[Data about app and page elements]
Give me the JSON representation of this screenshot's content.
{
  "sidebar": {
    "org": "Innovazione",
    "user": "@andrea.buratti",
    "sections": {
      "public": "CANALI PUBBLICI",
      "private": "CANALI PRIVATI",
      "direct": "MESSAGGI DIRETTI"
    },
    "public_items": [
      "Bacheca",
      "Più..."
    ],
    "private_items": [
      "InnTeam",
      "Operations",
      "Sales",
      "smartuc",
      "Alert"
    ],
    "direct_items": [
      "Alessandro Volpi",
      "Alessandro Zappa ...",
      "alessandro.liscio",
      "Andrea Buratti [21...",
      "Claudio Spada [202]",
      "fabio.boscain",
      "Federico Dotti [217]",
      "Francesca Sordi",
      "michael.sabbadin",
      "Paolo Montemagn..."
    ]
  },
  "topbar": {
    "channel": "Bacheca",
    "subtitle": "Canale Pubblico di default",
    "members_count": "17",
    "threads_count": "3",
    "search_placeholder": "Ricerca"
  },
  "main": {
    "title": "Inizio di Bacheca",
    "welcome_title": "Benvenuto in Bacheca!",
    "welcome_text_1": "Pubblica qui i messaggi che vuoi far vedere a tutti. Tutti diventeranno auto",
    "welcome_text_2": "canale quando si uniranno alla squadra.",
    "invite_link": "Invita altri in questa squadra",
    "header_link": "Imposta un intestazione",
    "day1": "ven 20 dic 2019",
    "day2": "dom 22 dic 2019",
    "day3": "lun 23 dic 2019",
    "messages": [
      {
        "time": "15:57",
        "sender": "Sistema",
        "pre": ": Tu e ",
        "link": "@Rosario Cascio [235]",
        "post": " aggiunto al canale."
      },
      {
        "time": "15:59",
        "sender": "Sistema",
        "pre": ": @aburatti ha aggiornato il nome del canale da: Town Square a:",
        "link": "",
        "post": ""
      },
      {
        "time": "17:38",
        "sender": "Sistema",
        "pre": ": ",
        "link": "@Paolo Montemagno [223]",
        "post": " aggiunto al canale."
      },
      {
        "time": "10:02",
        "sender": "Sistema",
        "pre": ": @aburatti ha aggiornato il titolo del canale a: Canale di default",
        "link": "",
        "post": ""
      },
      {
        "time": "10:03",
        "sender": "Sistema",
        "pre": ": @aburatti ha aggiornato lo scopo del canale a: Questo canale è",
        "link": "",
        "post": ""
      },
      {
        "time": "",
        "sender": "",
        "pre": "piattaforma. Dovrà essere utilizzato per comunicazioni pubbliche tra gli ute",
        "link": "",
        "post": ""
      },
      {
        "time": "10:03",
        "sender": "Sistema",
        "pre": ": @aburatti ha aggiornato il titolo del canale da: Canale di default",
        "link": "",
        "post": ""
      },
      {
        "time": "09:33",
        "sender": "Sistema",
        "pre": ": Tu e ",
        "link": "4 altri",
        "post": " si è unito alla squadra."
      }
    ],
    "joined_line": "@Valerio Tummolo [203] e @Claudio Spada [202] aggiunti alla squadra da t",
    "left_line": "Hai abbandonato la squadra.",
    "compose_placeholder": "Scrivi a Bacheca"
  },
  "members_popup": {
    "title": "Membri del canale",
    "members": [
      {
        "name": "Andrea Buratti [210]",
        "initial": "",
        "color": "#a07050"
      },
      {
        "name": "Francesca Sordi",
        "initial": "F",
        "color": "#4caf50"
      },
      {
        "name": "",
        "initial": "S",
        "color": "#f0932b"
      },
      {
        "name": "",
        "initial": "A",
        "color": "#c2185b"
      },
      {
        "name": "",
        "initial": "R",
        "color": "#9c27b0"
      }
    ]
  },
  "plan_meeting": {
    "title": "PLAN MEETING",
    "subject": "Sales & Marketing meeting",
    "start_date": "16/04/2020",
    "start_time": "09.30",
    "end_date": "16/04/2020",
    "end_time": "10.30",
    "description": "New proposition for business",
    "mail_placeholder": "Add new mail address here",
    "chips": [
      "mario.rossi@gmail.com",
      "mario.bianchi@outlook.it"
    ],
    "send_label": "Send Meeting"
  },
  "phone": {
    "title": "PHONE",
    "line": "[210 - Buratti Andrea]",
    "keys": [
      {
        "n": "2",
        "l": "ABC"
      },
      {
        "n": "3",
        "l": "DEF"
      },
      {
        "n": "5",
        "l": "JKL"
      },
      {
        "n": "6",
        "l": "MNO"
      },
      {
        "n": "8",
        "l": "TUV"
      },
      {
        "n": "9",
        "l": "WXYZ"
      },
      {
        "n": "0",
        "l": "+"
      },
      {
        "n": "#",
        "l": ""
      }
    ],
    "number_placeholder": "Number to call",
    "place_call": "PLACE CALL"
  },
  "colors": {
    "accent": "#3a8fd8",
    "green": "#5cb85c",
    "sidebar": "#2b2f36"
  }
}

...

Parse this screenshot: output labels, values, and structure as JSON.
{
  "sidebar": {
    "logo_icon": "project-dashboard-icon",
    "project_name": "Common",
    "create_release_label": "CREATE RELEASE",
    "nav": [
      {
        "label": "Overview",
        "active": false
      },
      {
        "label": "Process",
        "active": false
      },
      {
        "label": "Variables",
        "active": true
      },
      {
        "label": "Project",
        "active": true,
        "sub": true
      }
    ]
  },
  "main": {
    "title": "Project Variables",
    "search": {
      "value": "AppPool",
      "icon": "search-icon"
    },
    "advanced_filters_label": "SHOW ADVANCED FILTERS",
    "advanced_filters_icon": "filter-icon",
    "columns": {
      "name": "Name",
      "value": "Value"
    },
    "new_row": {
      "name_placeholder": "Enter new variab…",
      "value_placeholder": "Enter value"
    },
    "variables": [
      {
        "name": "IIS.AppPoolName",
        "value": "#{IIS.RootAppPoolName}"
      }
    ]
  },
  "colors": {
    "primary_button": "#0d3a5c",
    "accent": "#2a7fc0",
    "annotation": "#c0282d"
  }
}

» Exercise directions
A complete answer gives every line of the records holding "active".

» Your solution
        "active": false
        "active": false
        "active": true
        "active": true,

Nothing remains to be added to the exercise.